Liqueurs

A liqueur is a sweet alcoholic beverage, often flavoured with fruits, herbs, spices, flowers, seeds, roots, plants, barks, and sometimes cream. The word liqueur comes from the latin word liquifacere which means "to dissolve." This refers to the dissolving of the flavorings used to make the liqueur. Liqueurs are not usually aged for long periods of time, but may have resting periods during their production to allow the flavors to marry.

In some parts of the world people use the words cordial and liqueur interchangeably. Though, in these places, the two expressions both describe liquors made by redistilling spirits with aromatic flavorings and are usually highly sweetened, there are some differences. While liqueurs are usually flavored with the ingredients listed above, cordials are generally prepared with fruit pulp or juices. Nearly all liqueurs are quite sweet, with a highly concentrated, dessert-like flavour.

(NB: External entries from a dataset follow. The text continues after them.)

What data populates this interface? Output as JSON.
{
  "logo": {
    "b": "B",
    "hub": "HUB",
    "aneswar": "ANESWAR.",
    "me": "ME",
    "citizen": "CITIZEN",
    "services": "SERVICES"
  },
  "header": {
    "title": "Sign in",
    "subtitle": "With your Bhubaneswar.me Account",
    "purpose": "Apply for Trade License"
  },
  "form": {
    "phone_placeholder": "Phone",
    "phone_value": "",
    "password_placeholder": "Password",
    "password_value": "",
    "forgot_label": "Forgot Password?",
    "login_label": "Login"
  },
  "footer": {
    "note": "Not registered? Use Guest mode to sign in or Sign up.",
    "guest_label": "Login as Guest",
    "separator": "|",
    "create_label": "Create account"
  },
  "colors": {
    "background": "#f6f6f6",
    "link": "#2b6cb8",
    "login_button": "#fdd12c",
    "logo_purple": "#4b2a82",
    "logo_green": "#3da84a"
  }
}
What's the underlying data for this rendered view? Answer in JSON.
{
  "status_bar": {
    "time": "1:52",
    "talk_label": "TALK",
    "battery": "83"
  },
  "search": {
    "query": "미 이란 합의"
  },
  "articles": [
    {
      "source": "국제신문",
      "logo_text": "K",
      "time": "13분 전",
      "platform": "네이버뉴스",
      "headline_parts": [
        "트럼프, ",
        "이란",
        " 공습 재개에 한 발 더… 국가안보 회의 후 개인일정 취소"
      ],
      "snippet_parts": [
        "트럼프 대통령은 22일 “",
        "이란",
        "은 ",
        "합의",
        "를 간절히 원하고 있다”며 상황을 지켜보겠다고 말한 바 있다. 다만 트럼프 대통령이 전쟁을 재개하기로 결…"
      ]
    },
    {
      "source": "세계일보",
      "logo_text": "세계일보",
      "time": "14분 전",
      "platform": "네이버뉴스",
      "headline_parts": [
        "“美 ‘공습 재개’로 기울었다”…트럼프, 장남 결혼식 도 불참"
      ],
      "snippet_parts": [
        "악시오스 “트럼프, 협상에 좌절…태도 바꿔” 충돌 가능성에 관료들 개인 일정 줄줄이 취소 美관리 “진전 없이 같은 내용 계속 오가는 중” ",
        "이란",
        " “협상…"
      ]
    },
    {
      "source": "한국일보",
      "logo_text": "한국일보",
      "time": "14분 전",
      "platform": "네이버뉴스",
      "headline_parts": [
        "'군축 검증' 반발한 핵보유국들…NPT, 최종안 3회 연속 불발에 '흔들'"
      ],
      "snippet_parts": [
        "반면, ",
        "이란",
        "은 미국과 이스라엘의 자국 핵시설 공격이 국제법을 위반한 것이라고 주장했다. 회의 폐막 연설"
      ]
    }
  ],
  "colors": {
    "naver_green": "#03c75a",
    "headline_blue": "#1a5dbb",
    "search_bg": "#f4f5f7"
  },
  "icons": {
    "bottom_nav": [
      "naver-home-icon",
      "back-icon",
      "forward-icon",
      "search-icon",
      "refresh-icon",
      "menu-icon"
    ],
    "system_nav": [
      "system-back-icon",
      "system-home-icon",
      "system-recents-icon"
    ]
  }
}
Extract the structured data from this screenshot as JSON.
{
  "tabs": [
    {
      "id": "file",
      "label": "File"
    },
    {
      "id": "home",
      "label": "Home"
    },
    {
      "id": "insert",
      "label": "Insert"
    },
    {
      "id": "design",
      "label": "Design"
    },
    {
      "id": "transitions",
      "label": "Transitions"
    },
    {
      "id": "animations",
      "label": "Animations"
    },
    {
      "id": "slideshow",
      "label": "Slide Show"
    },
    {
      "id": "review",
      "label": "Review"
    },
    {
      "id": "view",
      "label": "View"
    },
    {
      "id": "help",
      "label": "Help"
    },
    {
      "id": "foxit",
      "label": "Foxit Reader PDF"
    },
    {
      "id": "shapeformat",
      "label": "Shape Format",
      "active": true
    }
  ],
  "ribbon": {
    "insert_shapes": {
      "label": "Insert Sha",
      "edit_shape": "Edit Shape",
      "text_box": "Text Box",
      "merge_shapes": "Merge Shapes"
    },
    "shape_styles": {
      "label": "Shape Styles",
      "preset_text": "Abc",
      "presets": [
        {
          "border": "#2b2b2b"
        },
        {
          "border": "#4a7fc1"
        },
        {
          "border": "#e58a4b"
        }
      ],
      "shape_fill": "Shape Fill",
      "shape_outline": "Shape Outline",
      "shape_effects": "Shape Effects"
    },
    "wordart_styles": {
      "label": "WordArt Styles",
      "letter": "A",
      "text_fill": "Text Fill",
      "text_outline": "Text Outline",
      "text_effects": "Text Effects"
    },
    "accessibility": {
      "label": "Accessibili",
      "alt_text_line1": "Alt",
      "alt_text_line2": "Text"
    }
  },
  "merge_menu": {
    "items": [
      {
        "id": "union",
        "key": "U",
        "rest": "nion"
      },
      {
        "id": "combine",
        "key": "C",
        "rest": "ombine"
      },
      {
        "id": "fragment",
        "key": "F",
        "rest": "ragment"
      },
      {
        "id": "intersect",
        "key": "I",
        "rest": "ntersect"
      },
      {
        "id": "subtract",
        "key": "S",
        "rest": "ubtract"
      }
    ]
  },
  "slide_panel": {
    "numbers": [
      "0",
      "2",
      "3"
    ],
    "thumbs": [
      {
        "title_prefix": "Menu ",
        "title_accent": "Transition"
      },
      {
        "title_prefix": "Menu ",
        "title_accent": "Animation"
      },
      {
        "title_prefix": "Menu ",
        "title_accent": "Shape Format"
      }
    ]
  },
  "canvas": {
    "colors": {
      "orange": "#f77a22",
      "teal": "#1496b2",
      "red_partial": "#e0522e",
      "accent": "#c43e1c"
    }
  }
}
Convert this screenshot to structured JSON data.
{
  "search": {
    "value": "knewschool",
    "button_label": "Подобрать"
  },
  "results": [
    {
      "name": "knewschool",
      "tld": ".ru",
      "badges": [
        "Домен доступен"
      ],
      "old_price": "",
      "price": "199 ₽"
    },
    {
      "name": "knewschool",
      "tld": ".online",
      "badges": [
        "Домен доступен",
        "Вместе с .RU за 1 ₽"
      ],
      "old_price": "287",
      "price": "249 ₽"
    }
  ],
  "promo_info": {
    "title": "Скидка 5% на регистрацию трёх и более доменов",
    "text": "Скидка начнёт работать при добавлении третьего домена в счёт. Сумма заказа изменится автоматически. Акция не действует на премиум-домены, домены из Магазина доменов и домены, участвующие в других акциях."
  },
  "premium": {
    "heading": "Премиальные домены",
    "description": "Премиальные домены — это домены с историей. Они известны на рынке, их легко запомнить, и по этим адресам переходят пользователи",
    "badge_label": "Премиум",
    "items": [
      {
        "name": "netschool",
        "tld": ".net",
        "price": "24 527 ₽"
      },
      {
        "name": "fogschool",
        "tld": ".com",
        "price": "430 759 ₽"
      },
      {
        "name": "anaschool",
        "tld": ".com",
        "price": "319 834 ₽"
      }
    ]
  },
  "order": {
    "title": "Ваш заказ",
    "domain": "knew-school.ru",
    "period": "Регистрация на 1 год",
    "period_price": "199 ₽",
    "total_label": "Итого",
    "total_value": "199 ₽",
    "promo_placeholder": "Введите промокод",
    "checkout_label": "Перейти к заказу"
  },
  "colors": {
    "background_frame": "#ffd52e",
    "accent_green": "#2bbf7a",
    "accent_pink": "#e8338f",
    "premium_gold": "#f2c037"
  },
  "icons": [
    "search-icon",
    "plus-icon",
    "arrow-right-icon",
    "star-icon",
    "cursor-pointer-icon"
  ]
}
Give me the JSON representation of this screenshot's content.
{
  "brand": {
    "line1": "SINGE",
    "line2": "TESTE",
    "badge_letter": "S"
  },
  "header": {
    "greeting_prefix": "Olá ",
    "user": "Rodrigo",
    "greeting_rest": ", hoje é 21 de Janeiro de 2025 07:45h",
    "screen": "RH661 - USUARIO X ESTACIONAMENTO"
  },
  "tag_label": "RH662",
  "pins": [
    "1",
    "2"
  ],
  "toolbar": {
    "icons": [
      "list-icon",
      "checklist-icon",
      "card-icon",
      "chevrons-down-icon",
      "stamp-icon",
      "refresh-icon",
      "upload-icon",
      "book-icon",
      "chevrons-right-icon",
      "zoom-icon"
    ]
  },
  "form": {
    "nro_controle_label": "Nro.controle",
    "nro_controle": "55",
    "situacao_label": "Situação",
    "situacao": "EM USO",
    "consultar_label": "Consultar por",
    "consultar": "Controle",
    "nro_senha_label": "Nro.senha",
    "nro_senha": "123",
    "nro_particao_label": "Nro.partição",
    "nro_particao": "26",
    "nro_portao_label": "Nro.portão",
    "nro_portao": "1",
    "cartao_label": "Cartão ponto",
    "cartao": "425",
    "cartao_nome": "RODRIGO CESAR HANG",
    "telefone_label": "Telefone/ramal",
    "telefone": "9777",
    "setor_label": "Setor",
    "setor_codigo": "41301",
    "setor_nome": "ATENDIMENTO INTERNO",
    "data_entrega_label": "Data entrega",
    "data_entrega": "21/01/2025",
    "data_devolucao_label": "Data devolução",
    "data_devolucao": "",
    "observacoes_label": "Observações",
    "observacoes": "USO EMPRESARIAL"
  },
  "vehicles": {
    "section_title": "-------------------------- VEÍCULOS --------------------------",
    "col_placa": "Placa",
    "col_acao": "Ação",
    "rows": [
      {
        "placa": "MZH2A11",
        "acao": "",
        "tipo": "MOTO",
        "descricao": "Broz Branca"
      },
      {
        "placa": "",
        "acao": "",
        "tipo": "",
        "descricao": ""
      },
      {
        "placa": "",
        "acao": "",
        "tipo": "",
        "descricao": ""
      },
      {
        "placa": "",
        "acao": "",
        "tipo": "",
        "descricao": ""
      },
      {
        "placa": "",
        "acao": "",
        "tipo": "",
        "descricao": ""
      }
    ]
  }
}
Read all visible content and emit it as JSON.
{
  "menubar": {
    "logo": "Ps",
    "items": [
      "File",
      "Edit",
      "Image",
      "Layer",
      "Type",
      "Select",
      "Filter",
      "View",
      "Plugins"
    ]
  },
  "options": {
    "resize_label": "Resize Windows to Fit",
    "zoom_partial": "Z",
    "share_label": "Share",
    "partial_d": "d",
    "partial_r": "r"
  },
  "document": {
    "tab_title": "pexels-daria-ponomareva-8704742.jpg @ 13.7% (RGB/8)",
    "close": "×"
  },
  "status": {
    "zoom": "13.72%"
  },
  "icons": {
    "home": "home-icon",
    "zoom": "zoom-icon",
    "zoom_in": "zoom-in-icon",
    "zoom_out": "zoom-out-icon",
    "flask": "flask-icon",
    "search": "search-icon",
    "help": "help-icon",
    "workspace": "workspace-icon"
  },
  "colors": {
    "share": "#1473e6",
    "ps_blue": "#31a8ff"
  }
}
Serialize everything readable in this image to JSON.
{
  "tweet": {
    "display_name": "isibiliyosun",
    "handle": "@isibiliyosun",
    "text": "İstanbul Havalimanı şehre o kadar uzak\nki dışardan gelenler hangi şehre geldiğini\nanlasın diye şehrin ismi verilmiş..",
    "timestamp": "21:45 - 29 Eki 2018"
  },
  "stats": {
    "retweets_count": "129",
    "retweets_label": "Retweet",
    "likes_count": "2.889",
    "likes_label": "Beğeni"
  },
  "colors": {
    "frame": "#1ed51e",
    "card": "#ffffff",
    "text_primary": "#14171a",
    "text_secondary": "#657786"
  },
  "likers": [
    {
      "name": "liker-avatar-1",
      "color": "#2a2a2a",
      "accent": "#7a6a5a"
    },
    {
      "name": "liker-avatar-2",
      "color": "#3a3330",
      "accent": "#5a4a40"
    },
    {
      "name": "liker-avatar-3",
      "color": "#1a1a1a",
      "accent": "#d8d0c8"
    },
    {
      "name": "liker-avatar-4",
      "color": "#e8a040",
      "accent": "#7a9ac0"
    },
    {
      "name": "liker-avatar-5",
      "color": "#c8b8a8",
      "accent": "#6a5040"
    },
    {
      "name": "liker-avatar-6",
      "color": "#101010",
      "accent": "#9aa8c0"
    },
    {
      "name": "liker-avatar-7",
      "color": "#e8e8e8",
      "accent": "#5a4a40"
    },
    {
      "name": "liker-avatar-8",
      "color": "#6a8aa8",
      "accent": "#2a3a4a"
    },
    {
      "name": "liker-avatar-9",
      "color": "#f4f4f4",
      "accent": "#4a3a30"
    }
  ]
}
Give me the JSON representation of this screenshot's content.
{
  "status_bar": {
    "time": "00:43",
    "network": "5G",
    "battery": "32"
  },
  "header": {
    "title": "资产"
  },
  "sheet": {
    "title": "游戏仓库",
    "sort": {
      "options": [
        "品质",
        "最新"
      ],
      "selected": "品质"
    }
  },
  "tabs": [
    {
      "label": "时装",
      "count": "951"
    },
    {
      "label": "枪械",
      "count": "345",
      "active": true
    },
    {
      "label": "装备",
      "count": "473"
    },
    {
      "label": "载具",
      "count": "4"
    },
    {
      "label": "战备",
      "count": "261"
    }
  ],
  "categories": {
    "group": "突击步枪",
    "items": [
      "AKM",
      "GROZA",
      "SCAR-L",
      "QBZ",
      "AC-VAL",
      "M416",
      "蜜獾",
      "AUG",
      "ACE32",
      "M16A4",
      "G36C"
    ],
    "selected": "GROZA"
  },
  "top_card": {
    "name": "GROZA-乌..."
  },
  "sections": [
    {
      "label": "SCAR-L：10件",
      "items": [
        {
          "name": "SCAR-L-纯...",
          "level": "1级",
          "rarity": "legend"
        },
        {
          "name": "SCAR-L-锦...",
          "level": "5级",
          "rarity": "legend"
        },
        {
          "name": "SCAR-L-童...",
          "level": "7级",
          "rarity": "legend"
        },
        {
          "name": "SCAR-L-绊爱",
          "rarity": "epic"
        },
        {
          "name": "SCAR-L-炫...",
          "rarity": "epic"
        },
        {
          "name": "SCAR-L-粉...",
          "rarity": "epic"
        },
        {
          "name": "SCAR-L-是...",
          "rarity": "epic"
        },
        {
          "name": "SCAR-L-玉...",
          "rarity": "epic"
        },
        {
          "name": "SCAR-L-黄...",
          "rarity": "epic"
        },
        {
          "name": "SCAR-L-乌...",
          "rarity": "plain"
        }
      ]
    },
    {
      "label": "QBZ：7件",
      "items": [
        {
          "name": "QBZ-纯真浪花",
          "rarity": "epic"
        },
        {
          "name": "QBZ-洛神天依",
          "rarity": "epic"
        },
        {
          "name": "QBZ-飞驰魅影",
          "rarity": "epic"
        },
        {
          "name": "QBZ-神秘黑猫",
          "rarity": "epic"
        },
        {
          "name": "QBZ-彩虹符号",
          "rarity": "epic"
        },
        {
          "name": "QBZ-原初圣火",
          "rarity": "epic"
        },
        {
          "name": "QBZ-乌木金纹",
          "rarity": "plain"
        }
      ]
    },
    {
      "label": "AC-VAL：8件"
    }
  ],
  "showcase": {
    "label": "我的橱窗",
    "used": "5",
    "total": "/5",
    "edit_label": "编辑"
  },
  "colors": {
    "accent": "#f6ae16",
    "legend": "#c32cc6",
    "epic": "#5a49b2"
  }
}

Liqueurs date back centuries and historically, they derive from herbal medicines, often those prepared by monks, as Chartreuse [1] or Benedictine. Liqueurs were made in Italy as early as the 13th century.

Today liqueurs are made in every country of the world and can be enjoyed many different ways, including by themselves, poured over ice, with coffee, and mixed with cream or other mixers.

Some liqueurs are prepared by infusing certain woods, fruits, or flowers, in either water or alcohol, and adding sugar, etc. Others are distilled from aromatic or flavouring agents. The distinction between liqueur and spirits (sometimes liquors) is not simple, especially since many spirits are available in a flavoured form today. Flavored spirits, however, are not prepared by infusion. Alcohol content is not a distinctive feature. At 15 to 30%, most liqueurs have a lower alcohol content than spirits, but some liqueurs have an alcohol content as high as 55%, and absinthe can be as high as 85%. Dessert wine, on the other hand, may taste like a liqueur, but contains no additional flavouring.

Liqueurs may be drunk neat, often during or after dessert, or may be used in cocktails or cooking.

There are many categories of liqueurs including: fruit liqueur, cream liqueur, coffee liqueur, chocolate liqueur, schnapps liqueur, brandy liqueur, anise liqueur, nut flavoured liqueur, and herbal liqueur.

Anise liqueurs have the interesting property of turning from translucent to cloudy when diluted: the oil of anise remains in solution when in the presence of a high concentration of alcohol, but crystallizes out of the solution when the alcohol concentration is reduced by dilution.

Floating liqueurs is a technique often used by bartenders to impress their customers. This is done by 'floating' a measure of the desired liqueur in a glass by pouring it slowly over an inverted spoon or down a glass rod. This creates a rainbow effect in a glass when using different colored cordials.

Averna Amaro Siciliano Italy Liqueur Item Origin:Liqueurs Baileys Original Ireland Irish Cream Item Origin:Liqueurs Caravella Orangecello Italy Orange Liqueur Item Origin:Liqueurs
Casoni Limoncella Italy Limoncella Item Origin:Liqueurs Chambord France Raspberry Liqueur Item Origin:Liqueurs Clearheart Lamponcella Iowa Raspberry Liqueur Item Origin:Liqueurs
Clearheart Lemoncella Iowa Liquer Item Origin:Liqueurs Cointreau France Orange Liqueur Item Origin:Liqueurs Cointreau Noir France Orange/Cognac Liqueur Item Origin:Liqueurs
Cream Caramel Michigan Alcohol Infused Whipped Cream Item Origin:Liqueurs